As billing guidelines get more complex and in-house counsel are crushed with mounting workloads, your law department may need more than e-billing to uncover non-compliance.
E-billing helps law departments manage invoices, track operational and financial performance, and handle related information such as budgets, accruals, timekeeper rates and value-based fee arrangements. These are key foundational elements to a modern legal operations department.
However, there are some common challenges in legal operations that e-billing doesn’t address, like increasingly complex billing guidelines coupled with the ever-increasing workloads of in-house attorneys.
There was a time when billing guidelines were rarely used.
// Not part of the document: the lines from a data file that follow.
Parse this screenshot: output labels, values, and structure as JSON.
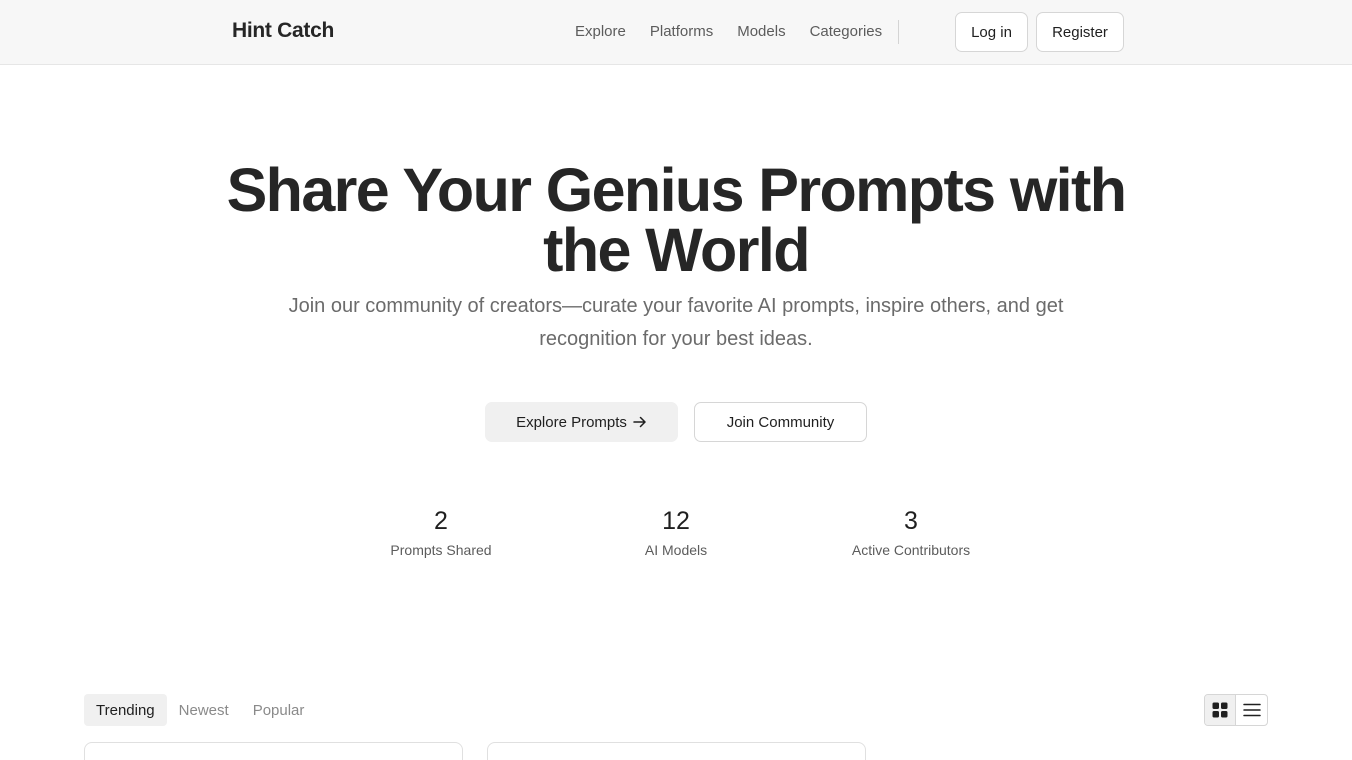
{
  "header": {
    "brand": "Hint Catch",
    "nav": [
      "Explore",
      "Platforms",
      "Models",
      "Categories"
    ],
    "login_label": "Log in",
    "register_label": "Register"
  },
  "hero": {
    "title": "Share Your Genius Prompts with the World",
    "subtitle": "Join our community of creators—curate your favorite AI prompts, inspire others, and get recognition for your best ideas.",
    "explore_label": "Explore Prompts",
    "join_label": "Join Community"
  },
  "stats": [
    {
      "value": "2",
      "label": "Prompts Shared"
    },
    {
      "value": "12",
      "label": "AI Models"
    },
    {
      "value": "3",
      "label": "Active Contributors"
    }
  ],
  "tabs": [
    "Trending",
    "Newest",
    "Popular"
  ],
  "active_tab": "Trending",
  "view_mode": "grid",
  "icons": [
    "arrow-right-icon",
    "grid-view-icon",
    "list-view-icon"
  ],
  "colors": {
    "text": "#262626",
    "muted": "#6b6b6b",
    "header_bg": "#f7f7f7",
    "button_bg": "#f0f0f0",
    "border": "#d6d6d6"
  }
}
Then a few simple guidelines became common. Now, billing guidelines are widely used, and are nuanced and varied across different organizations. With more complexity and a broader range of clauses, guidelines are more challenging for law firms to understand and comply with. On the in-house side, they are more difficult to track, manage and enforce.
In a 2017 survey conducted by Gartner and Wolters Kluwer’s ELM Solutions, three out of four organizations reported that they either have guidelines in place or are developing them. However, only 6% of respondents said that their guidelines are crafted in a way that makes auditing invoices very easy. The satisfaction rate with billing guidelines is low – at only 31% – and not a single respondent said they were completely satisfied. Billing guidelines clearly aren’t as effective as law departments would like them to be.
Why is dissatisfaction so common when it comes to guidelines? It’s in part a result of trying to leverage tools for more complicated tasks than they were originally designed for. E-billing systems manage billing guidelines by being the first line of defense for identifying violations – and they do the job well with straightforward issues. But the intricacy of some modern guidelines means that e-billing can’t always capture every instance of non-compliance.